Secured Personal Loans
Secured personal loans are those that have an asset of value tied to them as collateral. Real estate mortgages and car loans are two common types of secured loans. When you apply for this type of loan, generally, the bank or lender will review the collateral to ensure it has a value that meets or exceeds the loan amount being requested. For real estate, this valuation is often completed through the use of a property appraisal. Other assets may also be used for a secured loan, such as jewelry, a boat, farm equipment, and more.

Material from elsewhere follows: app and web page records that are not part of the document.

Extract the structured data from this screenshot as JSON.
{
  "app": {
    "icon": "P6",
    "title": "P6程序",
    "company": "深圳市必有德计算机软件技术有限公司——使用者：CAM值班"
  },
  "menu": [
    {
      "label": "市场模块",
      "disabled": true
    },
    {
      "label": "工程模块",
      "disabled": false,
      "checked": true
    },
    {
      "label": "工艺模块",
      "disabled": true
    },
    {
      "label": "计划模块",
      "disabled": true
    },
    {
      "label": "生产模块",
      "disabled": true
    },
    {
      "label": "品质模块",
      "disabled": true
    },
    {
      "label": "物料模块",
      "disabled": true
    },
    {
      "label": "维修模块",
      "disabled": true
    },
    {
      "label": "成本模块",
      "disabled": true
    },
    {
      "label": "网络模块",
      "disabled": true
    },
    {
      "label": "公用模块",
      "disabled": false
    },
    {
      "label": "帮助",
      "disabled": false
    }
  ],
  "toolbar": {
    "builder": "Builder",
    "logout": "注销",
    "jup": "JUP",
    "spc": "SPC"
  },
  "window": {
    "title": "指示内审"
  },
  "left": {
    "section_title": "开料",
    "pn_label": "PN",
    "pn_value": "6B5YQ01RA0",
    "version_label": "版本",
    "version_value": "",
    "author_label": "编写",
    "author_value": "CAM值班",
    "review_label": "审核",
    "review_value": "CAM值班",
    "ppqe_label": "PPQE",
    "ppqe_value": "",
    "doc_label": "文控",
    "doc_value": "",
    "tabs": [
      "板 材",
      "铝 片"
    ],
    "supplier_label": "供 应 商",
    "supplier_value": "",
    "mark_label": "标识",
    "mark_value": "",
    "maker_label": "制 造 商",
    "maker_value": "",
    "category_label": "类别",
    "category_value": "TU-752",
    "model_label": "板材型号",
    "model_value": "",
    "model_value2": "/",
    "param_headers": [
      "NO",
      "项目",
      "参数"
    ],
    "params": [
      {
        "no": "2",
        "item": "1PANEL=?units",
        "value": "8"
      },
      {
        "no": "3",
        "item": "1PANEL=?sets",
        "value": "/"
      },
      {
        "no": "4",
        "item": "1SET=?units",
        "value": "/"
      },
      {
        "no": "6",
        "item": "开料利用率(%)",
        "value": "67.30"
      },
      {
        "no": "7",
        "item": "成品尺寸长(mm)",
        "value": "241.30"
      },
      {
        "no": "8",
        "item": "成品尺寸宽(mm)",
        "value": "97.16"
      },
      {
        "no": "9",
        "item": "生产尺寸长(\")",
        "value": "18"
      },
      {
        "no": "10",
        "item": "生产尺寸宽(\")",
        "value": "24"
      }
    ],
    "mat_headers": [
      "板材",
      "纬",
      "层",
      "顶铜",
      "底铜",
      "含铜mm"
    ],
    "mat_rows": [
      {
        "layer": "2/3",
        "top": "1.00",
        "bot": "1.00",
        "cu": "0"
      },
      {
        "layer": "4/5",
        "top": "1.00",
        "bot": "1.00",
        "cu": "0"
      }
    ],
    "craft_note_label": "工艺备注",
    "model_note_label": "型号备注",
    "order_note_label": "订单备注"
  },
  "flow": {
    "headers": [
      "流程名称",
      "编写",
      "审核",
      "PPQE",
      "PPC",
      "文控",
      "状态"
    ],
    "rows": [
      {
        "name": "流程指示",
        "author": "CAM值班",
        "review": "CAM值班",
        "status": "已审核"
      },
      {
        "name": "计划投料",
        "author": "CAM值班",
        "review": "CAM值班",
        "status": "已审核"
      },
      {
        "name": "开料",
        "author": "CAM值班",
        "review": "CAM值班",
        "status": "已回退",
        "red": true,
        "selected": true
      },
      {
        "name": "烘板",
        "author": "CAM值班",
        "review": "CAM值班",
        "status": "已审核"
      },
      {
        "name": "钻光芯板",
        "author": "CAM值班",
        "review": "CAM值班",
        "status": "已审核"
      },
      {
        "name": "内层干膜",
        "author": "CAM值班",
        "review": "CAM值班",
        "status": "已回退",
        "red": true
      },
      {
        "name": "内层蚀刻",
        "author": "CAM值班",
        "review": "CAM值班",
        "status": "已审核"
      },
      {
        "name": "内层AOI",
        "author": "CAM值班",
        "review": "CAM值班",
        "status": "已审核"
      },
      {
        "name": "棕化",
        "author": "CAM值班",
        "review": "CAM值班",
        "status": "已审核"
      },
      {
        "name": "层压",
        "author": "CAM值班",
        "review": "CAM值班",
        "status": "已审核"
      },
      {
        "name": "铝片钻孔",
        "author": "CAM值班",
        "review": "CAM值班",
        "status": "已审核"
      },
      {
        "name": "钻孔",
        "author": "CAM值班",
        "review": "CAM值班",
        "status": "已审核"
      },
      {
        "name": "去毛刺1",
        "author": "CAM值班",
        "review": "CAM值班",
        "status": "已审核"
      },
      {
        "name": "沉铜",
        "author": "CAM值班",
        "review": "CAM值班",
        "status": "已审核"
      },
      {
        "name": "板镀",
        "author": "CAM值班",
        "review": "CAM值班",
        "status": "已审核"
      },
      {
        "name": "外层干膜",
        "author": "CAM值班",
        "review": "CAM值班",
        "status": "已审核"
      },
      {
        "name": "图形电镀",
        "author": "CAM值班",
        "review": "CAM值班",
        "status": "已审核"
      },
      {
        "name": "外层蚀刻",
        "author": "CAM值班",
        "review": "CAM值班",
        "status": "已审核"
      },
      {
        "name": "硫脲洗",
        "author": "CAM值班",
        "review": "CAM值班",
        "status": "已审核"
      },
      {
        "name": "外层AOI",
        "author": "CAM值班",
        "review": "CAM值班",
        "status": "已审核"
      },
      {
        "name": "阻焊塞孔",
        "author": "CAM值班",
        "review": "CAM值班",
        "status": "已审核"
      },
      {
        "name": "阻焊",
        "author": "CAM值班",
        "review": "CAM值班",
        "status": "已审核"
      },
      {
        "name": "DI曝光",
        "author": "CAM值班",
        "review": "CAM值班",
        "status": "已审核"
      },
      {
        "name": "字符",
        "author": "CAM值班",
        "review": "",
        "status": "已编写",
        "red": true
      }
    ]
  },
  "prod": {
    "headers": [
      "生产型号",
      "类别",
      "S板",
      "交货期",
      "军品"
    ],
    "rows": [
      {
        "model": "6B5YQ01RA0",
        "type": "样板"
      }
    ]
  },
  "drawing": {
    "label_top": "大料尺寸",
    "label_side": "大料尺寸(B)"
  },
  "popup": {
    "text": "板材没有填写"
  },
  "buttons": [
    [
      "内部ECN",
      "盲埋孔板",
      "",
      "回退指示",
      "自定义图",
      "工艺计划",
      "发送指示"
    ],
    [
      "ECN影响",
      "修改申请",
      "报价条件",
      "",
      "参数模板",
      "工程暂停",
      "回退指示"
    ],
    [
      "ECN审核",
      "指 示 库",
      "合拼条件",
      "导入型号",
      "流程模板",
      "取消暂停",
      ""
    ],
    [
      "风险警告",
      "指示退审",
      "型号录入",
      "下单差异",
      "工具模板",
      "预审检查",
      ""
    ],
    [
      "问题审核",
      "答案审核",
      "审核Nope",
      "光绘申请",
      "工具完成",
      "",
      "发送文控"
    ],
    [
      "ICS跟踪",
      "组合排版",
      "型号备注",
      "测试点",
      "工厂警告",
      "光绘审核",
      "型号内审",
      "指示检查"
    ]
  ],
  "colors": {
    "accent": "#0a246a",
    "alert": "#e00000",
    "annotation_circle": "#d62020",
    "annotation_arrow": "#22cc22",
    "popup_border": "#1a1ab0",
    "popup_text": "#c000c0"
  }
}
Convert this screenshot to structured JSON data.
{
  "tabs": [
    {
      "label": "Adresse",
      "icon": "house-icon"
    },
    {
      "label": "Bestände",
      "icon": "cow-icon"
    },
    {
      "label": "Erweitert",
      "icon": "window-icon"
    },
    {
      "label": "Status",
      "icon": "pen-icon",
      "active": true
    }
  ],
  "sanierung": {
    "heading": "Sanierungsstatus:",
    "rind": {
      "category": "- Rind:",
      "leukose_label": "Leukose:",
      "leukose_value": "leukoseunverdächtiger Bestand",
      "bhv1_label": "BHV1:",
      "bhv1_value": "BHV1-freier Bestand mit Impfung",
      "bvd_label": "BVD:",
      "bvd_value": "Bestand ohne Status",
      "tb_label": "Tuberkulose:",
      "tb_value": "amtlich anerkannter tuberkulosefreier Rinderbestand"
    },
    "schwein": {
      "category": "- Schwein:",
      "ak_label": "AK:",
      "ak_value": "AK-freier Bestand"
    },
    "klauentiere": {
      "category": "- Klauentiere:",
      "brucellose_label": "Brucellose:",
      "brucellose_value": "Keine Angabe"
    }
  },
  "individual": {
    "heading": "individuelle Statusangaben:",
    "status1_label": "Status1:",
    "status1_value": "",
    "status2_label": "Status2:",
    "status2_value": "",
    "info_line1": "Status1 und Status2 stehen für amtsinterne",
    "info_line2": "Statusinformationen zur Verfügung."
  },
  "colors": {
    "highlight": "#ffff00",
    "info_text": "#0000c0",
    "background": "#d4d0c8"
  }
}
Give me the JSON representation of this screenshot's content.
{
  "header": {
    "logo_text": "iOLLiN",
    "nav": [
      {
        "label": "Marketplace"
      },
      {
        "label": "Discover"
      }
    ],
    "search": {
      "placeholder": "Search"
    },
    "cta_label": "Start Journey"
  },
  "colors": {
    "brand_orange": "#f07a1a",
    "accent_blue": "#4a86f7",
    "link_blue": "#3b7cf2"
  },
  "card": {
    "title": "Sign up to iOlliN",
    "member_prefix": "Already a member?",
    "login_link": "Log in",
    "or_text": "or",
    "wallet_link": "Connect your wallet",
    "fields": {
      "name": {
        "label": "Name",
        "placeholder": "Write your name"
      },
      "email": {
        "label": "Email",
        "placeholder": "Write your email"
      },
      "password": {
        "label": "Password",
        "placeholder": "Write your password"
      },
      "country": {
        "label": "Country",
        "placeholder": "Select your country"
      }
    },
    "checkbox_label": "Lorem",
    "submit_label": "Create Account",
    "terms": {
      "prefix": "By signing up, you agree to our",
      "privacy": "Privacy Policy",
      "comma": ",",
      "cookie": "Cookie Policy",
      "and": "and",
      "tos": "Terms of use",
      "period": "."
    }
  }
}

The Benefits of Drawbacks of Secured Debt
Secured personal loans are often used to purchase the asset that will be used as collateral, but this is not always the case. For instance, a car may be owned free and clear, and you may opt to get a car loan and use the loan proceeds to pay off debts or for some other purpose. Generally, because the bank or lender has collateral in place, the interest rate offered is lower than you will get with unsecured personal loans. However, when you default on personal loans that have assets as collateral, the bank or lender could take that asset from you. For instance, if you fail to make your mortgage payments, the bank could foreclose on your home.

Unsecured Personal Loans
Personal loans that have no collateral tied to them are known as unsecured loans. These can be used for a variety of purposes, including as debt consolidation loans, to make repairs to a home or car, or to purchase an asset of value when you do not want to pledge that asset as collateral. If you default on these loans, the banks have no recourse to obtain their money back from you such as foreclosure or repossession. Because of this, these loans are riskier for a bank to make. This increased risk is reflected in a higher rate on the loan. However, in general, the interest rate on these personal loans is far lower than what most people are paying on credit card accounts.

Which Is Right For You?
Most people will find that they can benefit from the lower interest rate that is offered through secured personal loans. However, in order to qualify for this type of loan, you do need to either be purchasing an asset of value or already own an asset of value that you are willing to put up as collateral. A lower interest rate will reflect in a lower monthly payment for you. Some people, however, do not have an asset to use as collateral, and others have assets but do not want to use them as collateral. In this case, unsecured personal loans are the best solution.

Applying for Personal Loans
If you have made a decision about which type of loan to apply for, you are then read to shop around for rates. Often, using an interest rate comparison website can help you to find the lowest rate possible on your loan, and these rate comparison sites are available for both unsecured and secured financing options. The application process for both options is fairly similar. However, when an asset is being used as collateral, the bank or lender will need to gather information about that asset to determine its value, quality or condition, and so forth. Often, assets of higher value such as a home will require greater documentation than assets of lesser value like most types of cars. Depending on the type of loan you have applied for, the application, loan processing, and underwriting stage may take anywhere from a few hours to several weeks.

Most people will need to apply for several loans over the course of their lifetime, and so understanding the differences between these types of loans is useful. Consider the options carefully as you decide which is best for your current situation and needs.